Two of Gaza’s top hospitals remained in a state of utter crisis on Sunday as Israel’s ground invasion left them without fuel and power, officials said.
Israeli troops’ continued shelling of Al-Quds Hospital, which Israel said is housing Hamas members underneath the facility, has rendered it unable to care for its 500 patients, Palestinian Red Crescent said on Sunday. The hospital was also used as shelter for 14,000 people who were displaced by the bombing of Gaza City.
“The cessation of services is due to the depletion of available fuel and power outage,” the Red Crescent said in a statement, according to The New York Times. It also said medical staff were “making every effort to provide care to patients and the wounded.”
The intense fighting has also left Al-Shifa Hospital, Gaza’s largest medical center, in an increasingly dire situation, with at least eight people—including three newborns—dying there over the weekend as the result of a power outage, according to the Health Ministry. Its operating rooms have also become completely unusable due to a lack of electricity, the facility’s director said in an Arabic-language interview, according to CNN.
“The operating rooms are completely out of service, and now the wounded come to us and we cannot give them anything other than first aid,” Dr. Muhammad Abu Salmiya said. “Whoever needs surgery dies, and we cannot do anything for them.”
To make matters worse, Israeli soldiers have surrounded the building, where hundreds of ill patients have been trapped inside, according to the Times.
Medical charity MSF called it a “catastrophic situation.”
WHO Director-General Tedros Adhanom Ghebreyesus said Sunday that the constant bombing has put the medical center in “dire and perilous” circumstances.
“Tragically, the number of patient fatalities has increased significantly,” he wrote on X. “Regrettably, the hospital is not functioning as a hospital anymore.”
Israeli Prime Minister Benjamin Netanyahu claimed on Meet the Press on Sunday that Israel had offered fuel to keep the hospital running, but Hamas “refused.”
“I think every civilian death, every dead baby is a tragedy. But that tragedy should be placed squarely at the responsibility of Hamas that is keeping its military installations inside hospitals, its command posts inside hospitals, inside schools, in side UNRWA, UN facilities, and so on,” Netanyahu said. “So we obviously don’t want to give them immunity. But at the same time, we’re sensitive to this issue. So we offered this help.
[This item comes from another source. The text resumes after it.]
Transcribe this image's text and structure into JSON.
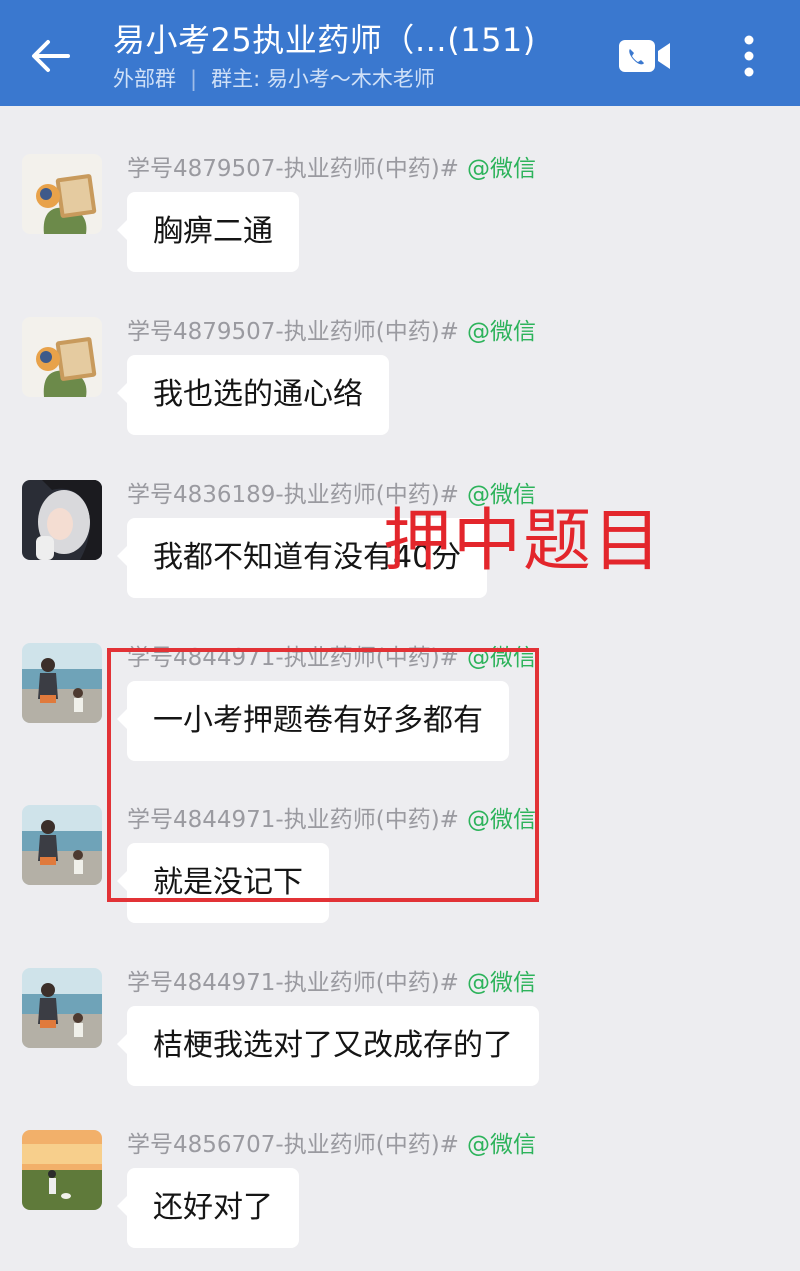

They refused it.”
The humanitarian crisis at Gaza hospitals has prompted further calls for a ceasefire or pause, including from allies such as France and the World Health Organization.
“WHO calls again for an immediate ceasefire in Gaza as the only way to save lives and reduce the horrific levels of suffering,” the organization said in a statement. “Hospitals, patients, health staff, and persons sheltering in health facilities are protected under the Geneva Conventions and International Humanitarian Law.”
The conflict has angered citizens on both side of the war, with thousands of Israelis marching in Tel Aviv on Saturday urging the country to do even more to retrieve the more than 200 hostages kidnapped by Hamas during the Oct. 7 attack. Five hostages have been freed since the attack, though Israel rejected a deal to see about 50 hostages released to start its ground invasion.
“I’m done with the hugs and empathy phase,” Orli Gilboa, whose daughter Daniela was taken hostage, told the crowd during the Saturday rally, according to the Jerusalem Post. “I want to see actions that will bring my daughter and the abductees home now.”
The Tel Aviv rally coincided with a pro-Palestinian march in London, where officials estimated roughly 300,000 people marched through the city in support of the country. The march was somewhat disrupted by far-right counter-protestors that clashed with police, according to The Guardian.